*INSTRUCTIONS FOR THE TASK*: The expected output is each line below containing "content", copied in full.

Data entries

----

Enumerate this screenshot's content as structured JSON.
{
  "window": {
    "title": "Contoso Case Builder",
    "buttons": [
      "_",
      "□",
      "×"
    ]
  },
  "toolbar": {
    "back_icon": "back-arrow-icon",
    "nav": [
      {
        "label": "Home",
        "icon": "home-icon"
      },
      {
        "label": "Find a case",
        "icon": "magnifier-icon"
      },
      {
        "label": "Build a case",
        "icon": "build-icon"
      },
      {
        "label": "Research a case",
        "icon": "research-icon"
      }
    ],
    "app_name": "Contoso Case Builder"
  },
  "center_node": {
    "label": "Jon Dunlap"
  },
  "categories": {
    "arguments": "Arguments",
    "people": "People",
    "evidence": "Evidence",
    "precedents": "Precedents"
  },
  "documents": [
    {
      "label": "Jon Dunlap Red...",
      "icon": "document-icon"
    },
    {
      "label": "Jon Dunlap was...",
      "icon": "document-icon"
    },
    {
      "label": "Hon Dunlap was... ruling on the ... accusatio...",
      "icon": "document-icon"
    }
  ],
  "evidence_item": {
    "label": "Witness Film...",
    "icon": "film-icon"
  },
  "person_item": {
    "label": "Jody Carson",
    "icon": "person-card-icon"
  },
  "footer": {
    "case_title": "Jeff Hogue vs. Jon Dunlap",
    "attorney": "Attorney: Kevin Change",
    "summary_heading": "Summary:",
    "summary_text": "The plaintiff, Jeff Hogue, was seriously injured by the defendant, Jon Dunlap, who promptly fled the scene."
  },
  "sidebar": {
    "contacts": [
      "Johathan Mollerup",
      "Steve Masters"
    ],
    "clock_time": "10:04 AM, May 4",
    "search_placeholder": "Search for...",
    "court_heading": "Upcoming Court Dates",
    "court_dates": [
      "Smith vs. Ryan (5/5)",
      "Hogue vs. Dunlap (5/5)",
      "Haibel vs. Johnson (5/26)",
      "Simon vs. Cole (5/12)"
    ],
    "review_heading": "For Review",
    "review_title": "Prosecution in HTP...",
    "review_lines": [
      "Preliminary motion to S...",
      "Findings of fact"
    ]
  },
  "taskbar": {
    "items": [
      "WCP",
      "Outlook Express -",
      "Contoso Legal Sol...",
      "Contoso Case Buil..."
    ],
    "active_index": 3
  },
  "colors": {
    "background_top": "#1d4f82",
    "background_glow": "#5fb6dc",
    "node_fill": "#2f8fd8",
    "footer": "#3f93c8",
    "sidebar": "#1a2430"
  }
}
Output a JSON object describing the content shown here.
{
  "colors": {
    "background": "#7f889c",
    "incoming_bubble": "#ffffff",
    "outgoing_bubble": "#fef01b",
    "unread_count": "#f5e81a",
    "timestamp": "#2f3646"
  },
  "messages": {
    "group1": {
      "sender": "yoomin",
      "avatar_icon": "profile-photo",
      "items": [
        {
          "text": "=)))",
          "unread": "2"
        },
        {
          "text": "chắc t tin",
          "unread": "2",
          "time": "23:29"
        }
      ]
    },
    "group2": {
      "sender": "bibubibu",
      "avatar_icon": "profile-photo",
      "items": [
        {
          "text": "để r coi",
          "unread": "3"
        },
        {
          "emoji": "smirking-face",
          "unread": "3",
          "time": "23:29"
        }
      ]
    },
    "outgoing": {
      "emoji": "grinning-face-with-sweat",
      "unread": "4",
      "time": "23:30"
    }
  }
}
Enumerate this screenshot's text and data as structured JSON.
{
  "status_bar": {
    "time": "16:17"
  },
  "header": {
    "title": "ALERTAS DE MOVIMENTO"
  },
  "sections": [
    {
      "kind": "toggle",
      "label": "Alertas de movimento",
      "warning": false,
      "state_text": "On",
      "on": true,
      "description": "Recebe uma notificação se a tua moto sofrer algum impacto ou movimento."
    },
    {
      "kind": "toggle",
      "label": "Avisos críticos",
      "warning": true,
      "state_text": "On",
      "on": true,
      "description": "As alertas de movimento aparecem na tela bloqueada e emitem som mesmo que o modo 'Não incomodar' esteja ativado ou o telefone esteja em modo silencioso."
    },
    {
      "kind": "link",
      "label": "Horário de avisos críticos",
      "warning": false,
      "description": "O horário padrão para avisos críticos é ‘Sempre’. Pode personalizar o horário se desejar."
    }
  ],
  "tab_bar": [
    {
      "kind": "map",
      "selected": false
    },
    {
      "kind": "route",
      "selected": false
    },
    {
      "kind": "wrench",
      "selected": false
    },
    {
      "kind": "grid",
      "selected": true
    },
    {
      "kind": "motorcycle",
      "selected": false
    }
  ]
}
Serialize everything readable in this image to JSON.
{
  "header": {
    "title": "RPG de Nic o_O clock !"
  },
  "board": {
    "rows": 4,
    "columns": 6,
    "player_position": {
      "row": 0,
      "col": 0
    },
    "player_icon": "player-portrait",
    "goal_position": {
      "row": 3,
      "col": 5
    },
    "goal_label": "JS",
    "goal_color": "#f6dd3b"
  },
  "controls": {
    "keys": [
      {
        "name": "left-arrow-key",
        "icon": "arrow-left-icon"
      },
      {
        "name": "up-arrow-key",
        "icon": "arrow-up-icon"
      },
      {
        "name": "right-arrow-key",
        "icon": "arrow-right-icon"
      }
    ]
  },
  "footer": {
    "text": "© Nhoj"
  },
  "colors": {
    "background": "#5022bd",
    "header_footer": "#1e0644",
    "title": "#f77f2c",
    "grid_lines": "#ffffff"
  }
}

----

*THE COMPLETED TASK*:
Enumerate this screenshot's content as structured JSON.
Output a JSON object describing the content shown here.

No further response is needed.